Exercise ▸ Please work out how many lines in the entries below include the string "Επιφάνεια", and reply with the number alone.
# # # # #
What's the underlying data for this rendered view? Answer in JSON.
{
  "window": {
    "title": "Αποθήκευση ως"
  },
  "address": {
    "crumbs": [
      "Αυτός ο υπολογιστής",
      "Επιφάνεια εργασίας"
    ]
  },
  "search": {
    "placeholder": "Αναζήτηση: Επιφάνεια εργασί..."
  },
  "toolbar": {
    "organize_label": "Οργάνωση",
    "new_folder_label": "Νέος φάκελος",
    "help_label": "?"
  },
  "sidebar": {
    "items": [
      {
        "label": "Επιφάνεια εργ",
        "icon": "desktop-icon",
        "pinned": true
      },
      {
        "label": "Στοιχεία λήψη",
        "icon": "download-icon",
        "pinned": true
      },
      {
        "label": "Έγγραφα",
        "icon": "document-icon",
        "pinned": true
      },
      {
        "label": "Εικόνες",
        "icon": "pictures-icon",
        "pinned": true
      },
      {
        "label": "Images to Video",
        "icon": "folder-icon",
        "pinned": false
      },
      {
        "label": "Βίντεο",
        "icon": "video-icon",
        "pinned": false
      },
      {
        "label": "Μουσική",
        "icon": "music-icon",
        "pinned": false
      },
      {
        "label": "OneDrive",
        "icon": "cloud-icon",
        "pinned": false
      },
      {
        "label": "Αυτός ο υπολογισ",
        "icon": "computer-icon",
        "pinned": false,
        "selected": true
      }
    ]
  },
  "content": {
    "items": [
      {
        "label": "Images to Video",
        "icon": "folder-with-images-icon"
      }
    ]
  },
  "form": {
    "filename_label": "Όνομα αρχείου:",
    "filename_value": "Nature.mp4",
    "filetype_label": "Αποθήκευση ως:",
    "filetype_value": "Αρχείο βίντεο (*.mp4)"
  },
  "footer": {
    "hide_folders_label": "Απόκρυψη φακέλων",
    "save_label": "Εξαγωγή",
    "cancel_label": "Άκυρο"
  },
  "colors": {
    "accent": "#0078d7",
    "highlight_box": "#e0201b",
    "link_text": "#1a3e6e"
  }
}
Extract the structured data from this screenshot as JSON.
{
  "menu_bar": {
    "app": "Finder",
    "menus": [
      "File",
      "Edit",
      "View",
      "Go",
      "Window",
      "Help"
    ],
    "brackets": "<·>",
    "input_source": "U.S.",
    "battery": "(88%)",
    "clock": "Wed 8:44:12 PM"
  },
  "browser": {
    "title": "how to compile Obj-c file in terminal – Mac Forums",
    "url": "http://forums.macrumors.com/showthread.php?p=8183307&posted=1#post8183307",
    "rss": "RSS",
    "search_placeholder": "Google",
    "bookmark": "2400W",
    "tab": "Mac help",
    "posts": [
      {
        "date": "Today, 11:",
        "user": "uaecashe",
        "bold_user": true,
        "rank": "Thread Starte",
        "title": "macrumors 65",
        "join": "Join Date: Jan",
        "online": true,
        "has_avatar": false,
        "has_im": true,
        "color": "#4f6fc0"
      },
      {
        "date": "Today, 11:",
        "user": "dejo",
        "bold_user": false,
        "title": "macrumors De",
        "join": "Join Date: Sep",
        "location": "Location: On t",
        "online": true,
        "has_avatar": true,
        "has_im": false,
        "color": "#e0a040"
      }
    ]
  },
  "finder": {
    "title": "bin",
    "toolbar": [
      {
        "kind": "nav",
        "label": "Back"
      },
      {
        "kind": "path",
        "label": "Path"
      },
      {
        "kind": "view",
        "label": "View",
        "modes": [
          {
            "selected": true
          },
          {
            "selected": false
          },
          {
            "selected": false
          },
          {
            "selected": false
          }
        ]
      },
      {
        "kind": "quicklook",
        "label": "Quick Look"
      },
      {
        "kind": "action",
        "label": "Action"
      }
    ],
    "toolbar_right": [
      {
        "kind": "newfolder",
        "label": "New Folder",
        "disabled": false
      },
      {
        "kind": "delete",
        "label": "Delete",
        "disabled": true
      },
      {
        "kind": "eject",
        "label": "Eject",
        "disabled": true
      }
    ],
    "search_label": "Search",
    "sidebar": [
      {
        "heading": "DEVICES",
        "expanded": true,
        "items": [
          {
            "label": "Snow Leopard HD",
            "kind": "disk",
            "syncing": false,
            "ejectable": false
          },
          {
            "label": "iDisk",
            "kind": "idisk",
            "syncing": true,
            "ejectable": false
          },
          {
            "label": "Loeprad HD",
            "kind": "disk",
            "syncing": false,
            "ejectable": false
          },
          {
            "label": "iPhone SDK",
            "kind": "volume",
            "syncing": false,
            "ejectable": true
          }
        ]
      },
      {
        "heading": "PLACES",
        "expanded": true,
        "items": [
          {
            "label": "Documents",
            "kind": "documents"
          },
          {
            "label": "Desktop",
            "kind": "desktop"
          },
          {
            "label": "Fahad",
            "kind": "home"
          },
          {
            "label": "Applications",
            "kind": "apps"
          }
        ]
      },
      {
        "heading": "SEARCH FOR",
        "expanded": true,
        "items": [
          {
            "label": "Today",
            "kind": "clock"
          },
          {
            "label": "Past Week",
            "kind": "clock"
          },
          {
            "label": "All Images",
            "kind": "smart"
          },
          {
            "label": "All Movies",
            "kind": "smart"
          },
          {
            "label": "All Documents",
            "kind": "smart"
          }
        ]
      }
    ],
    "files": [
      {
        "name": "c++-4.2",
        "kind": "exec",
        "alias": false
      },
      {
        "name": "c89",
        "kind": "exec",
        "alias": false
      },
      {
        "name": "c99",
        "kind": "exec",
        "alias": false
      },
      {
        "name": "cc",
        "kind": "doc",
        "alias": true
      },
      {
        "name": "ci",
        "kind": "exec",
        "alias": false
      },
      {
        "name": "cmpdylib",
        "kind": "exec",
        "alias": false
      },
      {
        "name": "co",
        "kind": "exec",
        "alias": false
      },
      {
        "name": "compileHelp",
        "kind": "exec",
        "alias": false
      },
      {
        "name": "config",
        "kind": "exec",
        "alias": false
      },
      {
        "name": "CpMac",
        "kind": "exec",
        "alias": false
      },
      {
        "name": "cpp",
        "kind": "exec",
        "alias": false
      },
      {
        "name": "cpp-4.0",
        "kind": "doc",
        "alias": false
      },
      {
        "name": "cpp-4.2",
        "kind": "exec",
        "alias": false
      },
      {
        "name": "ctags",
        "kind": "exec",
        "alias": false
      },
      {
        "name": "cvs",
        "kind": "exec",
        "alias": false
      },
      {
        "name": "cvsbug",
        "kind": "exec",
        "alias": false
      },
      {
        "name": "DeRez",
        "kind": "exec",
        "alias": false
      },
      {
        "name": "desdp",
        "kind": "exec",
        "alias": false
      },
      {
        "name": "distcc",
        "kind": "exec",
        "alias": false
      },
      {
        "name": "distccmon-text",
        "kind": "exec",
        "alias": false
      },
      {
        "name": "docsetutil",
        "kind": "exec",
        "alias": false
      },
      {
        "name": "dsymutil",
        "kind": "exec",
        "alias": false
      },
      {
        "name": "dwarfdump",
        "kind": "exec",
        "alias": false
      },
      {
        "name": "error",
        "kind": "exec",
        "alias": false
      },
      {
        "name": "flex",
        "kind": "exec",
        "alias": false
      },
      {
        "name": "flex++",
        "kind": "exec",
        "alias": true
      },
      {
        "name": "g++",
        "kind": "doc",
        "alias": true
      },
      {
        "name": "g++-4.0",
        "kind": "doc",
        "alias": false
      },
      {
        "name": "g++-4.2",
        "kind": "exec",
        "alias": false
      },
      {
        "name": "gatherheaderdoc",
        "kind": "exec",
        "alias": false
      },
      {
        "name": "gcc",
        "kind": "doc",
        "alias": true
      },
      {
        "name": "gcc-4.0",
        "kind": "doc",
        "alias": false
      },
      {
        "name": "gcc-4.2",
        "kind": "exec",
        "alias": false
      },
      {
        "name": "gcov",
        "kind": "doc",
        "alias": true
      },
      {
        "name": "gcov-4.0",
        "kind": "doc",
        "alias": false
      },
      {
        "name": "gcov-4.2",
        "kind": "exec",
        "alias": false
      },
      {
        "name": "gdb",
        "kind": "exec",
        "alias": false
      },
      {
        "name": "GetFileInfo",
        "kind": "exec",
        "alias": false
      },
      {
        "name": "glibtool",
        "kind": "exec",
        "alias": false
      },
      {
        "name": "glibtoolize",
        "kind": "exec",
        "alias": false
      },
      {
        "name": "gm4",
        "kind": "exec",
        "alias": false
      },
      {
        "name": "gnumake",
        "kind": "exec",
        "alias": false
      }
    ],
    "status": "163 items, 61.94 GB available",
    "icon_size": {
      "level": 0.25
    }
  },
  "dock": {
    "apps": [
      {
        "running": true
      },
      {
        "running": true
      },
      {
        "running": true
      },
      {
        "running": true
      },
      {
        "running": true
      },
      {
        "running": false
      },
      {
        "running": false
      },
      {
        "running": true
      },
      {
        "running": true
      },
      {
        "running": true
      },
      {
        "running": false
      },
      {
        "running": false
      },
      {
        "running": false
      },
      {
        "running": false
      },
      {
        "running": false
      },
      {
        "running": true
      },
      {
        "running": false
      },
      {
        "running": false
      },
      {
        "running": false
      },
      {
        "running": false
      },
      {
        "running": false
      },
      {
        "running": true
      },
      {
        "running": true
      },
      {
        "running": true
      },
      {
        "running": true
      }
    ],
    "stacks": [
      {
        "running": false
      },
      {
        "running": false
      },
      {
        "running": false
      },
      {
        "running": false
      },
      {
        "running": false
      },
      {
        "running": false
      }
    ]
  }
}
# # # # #
Your solution ▸ 3